In October 2009, Shahbaz came to London to address the annual conference of Christian Solidarity Worldwide. As usual, his first request was for prayer. He summed up his life's vocation in these words: "I live for religious freedom, and I am ready to die for this cause. We have a commitment to bring a change in the lives of people. We will bring a change in the life of those who are living in darkness, we will bring a change in the lives of those who don't have a hope, and we will bring a smile on the faces of those living under severe harassment and victimisation ..."

He continued: "This is the key objective of my life - to live for those who are voiceless, who are suffering. We need to change the plight of those who are living in the darkness of persecution, victimisation, and that is the commitment we made, to bring justice for those who are denied justice."

Shahbaz challenged head-on the "forces of intolerance", promising that, in unity with others, "we will not allow you to capture our country". He called on his audience to join with him in this struggle: "Let's pledge that we will work together to promote harmony and tolerance. We will bridge the gaps among different faiths. We will strengthen this world with the message of peace and tolerance."

At the heart of Shahbaz's work, particularly as minister, was an effort to reform, or repeal, Pakistan's notorious blasphemy laws which have been so widely misused with such disastrous consequences for many.

But it was this campaign that in the end cost Shahbaz his own life. Four months before his murder, he recorded an interview with the BBC, for broadcast in the event of his death. He said: "These Taliban threaten me. But I want to share that I believe in Jesus Christ, who has given his own life for us. I know what is the meaning of the Cross and I am following the Cross. I am ready to die for a cause. I am living for my community and suffering people, and I will die to defend their rights."

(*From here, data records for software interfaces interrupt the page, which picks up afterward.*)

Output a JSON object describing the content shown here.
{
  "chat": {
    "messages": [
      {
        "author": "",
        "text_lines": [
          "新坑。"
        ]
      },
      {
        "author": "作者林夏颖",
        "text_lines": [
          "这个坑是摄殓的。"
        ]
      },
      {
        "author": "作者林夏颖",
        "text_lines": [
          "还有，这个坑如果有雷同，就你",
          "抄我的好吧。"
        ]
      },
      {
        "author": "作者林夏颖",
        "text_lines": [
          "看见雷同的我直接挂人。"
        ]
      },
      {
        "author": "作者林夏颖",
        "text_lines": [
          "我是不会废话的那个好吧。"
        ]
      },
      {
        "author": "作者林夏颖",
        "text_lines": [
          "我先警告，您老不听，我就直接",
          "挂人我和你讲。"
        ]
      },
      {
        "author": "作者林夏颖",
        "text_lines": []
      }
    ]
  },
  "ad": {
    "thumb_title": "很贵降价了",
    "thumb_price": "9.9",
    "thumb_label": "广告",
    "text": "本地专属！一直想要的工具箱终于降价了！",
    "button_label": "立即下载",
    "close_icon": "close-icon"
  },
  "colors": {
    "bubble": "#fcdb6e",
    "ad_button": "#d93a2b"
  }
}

Those words should stand as his epitaph. Shahbaz Bhatti was for me, as he was for millions of Pakistanis and many other people around the world, a hero. He was a man of extraordinary courage, faith and personal commitment, but also of immense humility and humour. There are calls for his beatification, and I hope that in time these calls will be heard, for this man of great virtue, faith and courage, this modern-day martyr, would be a symbol of hope for all those persecuted for their faith. In my own personal faith and my journey into the Catholic Church, Shahbaz inspired me immensely too, and I have told his story in my book, From Burma to Rome: A Journey into the Catholic Church, which I have also dedicated to him. In the dedication, I have said that I believe he is now "smiling from heaven".

Let us all, in our own ways, continue to work to ensure that the values for which Shahbaz lived, and died, did not die with him but live on, in all of us, and that those values - freedom of religion or belief for all; peace, harmony and respect between people of different faiths; justice and equality for all - triumph over the voices of intolerance, hatred, conflict, terror and injustice, in Pakistan and beyond. In the meantime, let us always remember Shahbaz Bhatti, a man I was privileged to call not just my hero, not just my colleague, but my friend and brother.